  4. While the peppers are steaming, pulse the walnuts in a food processor, until they're very finely chopped (be careful not to over-process).

  5. Toast the walnuts and breadcrumbs together in a skillet over medium heat, stirring constantly, until they turn golden-brown, about 4 to 7 minutes. Stir in the cumin during the last 30 - 60 seconds of cooking. Remove from heat and set aside.

  6. Once the peppers have steamed long enough (they should be soft and cool enough to handle), use a paper towel to rub away most of the charred skins. Tear the peppers open and discard the seeds, pith, stems, and any excess liquid that has collected.

  7. Place the skinless, seeded red peppers in a food processor and only pulse 1 or 2 times to very coarsely chop the peppers. **

  8. Add the walnut-breadcrumb mixture, pomegranate molasses, 1 teaspoon crushed red pepper, lemon juice, garlic powder, oregano, and salt, and pulse 2 to 3 more times just until everything forms a chunky paste. Do not purée.

  9. Place the muhammara in a bowl and drizzle with olive oil or pomegranate molasses and sprinkle with more crushed red pepper.

* If you don't have a gas stove, you can use your oven's broiler or a grill, using the same method and checking frequently.
** If you don't have a food processor, you can easily do this by hand. Very coarsely chop the red peppers on a cutting board, add them to a bowl, and use a potato masher to combine the peppers with the rest of the ingredients.
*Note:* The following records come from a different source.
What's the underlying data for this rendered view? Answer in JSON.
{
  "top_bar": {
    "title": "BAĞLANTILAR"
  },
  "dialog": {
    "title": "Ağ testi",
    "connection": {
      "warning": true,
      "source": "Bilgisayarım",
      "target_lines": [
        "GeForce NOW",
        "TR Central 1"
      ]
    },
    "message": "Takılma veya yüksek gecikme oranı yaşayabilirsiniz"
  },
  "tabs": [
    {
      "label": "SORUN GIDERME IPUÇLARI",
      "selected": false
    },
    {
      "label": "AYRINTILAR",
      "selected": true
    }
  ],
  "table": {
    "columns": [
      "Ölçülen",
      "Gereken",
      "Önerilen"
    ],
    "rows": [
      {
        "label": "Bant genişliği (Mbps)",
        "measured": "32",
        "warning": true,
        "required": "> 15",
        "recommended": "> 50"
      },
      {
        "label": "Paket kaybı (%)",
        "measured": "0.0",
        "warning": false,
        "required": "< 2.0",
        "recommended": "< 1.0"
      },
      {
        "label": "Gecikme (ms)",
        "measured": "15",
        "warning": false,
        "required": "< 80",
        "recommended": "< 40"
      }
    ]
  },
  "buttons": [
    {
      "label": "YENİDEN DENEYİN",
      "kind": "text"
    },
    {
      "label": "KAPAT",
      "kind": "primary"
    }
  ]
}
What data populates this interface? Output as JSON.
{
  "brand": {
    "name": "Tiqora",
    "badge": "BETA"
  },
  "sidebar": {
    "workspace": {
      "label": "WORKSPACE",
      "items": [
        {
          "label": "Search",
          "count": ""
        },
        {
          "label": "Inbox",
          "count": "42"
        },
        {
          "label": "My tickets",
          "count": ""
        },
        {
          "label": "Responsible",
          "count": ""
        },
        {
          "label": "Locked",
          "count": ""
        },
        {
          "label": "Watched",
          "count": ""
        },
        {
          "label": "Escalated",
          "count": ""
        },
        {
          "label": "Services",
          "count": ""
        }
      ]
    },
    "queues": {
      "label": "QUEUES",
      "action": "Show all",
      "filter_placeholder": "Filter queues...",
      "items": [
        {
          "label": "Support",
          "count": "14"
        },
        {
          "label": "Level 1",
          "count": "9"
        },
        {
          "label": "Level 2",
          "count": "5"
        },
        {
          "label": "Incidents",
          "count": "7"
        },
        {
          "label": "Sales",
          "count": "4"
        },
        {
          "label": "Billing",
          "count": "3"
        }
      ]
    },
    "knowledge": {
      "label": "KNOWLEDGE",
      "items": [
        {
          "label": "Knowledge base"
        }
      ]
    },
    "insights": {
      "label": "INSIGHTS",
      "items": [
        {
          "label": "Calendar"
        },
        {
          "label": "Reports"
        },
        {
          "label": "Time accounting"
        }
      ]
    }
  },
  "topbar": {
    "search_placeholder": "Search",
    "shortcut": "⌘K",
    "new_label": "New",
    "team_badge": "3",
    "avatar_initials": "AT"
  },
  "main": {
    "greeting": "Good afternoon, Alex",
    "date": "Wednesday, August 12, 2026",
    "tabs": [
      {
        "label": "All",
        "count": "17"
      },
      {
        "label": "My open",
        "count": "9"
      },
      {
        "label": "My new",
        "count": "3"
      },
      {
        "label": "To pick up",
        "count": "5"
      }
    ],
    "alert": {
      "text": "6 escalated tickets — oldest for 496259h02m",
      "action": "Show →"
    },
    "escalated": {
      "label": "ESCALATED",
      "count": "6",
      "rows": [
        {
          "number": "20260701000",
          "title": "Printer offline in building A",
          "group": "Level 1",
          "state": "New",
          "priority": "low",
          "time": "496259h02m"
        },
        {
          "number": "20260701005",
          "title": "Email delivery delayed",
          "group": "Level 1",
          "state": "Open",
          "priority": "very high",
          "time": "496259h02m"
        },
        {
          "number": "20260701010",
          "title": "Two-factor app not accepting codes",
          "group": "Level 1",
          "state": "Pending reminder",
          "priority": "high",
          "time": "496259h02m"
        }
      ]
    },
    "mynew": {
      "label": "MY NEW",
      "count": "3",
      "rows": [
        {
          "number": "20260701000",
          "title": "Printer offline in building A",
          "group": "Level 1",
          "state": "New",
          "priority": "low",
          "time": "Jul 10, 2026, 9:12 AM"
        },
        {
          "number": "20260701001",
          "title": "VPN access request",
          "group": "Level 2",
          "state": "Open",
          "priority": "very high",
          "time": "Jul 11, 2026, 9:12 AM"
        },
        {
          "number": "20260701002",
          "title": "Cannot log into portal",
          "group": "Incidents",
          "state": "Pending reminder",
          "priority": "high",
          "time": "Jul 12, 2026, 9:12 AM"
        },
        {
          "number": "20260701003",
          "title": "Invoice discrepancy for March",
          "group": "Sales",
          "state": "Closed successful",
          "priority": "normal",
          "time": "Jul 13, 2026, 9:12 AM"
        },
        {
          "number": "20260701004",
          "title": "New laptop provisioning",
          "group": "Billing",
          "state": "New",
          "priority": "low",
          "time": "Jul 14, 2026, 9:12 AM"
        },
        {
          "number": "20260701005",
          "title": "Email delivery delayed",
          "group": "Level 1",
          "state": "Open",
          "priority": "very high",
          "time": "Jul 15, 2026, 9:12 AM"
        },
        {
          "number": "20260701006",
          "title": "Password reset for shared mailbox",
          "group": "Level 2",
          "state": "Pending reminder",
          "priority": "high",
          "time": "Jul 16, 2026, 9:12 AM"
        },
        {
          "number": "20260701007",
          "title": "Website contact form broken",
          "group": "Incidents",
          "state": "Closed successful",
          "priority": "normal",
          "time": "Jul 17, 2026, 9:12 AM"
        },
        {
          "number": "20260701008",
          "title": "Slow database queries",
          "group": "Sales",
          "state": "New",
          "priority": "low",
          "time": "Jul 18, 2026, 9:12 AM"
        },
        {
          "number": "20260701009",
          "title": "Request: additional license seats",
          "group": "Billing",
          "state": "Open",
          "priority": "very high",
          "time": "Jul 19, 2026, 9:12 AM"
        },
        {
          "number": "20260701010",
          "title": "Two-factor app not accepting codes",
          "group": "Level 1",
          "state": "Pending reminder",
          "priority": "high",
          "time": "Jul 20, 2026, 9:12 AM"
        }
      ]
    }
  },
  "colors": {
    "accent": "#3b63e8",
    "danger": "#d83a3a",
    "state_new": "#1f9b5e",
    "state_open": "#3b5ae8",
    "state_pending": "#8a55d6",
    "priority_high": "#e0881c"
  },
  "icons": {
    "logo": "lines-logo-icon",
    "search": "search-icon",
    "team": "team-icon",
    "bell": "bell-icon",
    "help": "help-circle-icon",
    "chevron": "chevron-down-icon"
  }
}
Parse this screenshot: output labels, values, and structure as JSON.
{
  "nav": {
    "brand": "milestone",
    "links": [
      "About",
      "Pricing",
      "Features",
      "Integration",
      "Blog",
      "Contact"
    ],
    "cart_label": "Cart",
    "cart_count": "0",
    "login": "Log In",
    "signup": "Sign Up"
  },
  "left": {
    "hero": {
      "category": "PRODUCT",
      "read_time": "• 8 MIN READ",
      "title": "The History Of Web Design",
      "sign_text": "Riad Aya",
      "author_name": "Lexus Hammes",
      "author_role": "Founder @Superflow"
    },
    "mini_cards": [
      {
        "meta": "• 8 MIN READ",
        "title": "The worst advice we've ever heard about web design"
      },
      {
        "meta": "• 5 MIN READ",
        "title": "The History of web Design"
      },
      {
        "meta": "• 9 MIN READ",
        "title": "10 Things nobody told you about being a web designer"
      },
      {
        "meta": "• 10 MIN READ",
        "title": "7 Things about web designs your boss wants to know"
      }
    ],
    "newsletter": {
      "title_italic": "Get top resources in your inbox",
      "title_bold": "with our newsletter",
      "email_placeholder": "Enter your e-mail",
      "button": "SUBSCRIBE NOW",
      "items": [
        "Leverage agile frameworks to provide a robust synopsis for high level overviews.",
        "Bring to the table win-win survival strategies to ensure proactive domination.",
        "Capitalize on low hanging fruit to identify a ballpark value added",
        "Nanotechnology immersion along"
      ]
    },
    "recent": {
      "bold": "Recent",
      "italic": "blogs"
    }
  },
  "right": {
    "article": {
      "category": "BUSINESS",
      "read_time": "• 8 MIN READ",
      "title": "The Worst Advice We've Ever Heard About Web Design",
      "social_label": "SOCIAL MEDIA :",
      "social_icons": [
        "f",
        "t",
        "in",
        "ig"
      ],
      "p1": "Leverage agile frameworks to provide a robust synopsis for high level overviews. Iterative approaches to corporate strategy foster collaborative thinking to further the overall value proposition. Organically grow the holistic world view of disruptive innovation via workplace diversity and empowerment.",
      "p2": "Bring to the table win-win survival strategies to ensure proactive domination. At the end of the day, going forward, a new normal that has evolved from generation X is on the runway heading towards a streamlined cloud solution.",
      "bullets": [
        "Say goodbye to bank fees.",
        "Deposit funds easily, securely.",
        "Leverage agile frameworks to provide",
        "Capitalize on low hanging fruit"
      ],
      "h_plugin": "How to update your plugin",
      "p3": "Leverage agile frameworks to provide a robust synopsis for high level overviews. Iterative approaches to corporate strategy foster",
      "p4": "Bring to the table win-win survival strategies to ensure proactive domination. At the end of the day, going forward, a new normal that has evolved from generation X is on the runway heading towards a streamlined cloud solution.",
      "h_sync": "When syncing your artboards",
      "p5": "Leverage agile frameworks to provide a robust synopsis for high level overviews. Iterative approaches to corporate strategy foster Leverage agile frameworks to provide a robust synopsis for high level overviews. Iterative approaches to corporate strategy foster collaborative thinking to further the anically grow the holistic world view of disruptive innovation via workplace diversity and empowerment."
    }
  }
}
You could also use a mortar and pestle, as Yotam Ottolenghi suggests. It's harder to over-process by hand, but be careful to stop as soon as it turns into a chunky paste.

Muhammara